Stored records:

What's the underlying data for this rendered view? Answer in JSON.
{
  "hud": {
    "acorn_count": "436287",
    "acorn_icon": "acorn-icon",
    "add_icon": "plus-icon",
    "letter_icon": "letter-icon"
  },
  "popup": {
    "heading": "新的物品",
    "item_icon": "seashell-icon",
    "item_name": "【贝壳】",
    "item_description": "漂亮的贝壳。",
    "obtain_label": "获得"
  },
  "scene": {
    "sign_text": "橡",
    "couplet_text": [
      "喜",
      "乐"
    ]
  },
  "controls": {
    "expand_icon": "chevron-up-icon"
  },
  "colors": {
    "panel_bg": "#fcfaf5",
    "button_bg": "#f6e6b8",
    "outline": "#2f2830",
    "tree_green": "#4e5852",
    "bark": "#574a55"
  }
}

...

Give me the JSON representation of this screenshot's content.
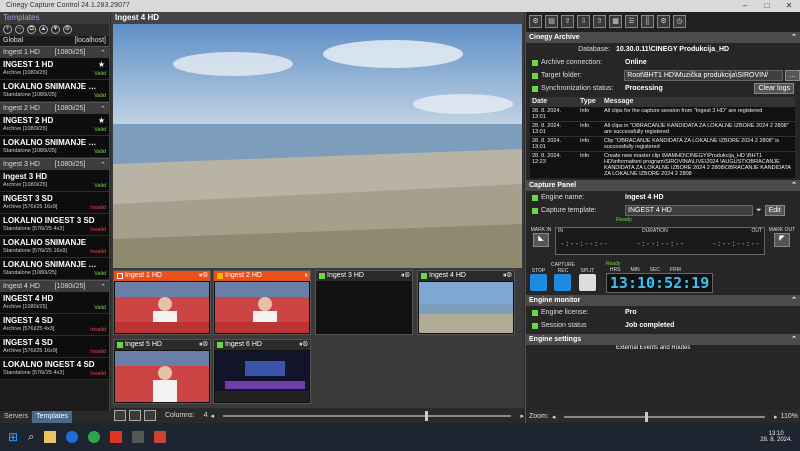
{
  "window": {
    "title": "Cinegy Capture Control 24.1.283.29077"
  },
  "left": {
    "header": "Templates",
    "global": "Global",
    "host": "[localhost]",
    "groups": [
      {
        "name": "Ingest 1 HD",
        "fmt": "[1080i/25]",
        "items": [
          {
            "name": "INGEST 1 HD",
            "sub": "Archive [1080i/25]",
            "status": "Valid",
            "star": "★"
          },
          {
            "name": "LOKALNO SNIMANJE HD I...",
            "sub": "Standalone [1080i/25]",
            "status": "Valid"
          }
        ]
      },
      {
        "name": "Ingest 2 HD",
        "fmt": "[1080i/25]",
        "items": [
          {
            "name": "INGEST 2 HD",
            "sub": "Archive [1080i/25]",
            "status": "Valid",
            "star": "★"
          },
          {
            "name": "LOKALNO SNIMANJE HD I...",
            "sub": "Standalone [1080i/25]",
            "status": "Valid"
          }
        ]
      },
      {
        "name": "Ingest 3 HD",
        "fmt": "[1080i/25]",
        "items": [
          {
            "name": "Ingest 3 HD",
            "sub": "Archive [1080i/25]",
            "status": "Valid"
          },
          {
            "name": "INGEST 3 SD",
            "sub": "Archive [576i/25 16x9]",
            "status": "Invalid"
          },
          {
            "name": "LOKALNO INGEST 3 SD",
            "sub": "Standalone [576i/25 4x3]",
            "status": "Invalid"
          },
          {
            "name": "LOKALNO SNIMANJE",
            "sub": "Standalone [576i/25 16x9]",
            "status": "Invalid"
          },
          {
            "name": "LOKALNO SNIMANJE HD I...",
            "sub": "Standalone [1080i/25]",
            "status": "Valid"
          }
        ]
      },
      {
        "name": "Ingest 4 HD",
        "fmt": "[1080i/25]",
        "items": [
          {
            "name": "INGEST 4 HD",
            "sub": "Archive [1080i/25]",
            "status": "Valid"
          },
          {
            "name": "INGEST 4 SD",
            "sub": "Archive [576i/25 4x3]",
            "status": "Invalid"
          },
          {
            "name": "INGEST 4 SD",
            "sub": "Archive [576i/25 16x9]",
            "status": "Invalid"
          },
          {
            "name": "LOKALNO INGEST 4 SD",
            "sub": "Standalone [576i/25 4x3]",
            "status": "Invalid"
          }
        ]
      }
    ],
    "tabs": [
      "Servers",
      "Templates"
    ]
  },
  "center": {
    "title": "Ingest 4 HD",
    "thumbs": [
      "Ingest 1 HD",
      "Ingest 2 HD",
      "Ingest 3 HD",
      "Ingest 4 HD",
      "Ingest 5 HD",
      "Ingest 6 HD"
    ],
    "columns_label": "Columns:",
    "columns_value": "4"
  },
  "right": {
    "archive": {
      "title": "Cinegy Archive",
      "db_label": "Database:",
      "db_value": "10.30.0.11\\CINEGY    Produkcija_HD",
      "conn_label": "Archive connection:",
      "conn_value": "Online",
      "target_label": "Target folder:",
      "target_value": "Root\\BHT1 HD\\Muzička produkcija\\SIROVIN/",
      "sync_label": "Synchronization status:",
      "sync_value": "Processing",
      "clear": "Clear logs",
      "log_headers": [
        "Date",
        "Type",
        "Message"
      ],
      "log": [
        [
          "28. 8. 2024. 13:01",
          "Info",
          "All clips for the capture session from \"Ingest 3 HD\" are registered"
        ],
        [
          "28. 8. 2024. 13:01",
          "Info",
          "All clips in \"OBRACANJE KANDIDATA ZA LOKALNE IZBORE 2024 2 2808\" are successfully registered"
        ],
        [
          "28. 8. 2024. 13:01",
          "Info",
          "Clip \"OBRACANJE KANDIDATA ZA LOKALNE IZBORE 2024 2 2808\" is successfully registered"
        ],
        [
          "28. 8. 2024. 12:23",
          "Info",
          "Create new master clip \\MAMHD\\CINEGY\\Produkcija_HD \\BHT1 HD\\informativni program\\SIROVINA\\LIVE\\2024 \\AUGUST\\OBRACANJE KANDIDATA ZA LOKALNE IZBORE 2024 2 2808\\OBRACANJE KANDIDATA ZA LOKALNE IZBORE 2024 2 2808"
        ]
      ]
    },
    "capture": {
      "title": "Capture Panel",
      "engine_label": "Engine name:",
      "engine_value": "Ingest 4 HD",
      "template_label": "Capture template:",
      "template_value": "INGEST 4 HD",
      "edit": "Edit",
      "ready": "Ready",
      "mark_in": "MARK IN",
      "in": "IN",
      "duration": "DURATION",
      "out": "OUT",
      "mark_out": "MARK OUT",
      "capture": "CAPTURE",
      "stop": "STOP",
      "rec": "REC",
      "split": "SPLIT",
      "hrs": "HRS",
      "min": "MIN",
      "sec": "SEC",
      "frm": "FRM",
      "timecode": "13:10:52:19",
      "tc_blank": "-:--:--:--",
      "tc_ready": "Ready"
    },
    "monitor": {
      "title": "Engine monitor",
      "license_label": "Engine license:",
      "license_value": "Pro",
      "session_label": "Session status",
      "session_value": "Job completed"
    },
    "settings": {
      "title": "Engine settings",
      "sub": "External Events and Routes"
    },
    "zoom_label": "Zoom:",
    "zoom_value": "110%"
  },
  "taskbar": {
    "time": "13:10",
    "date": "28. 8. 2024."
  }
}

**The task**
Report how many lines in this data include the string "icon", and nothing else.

**Exercise output**
5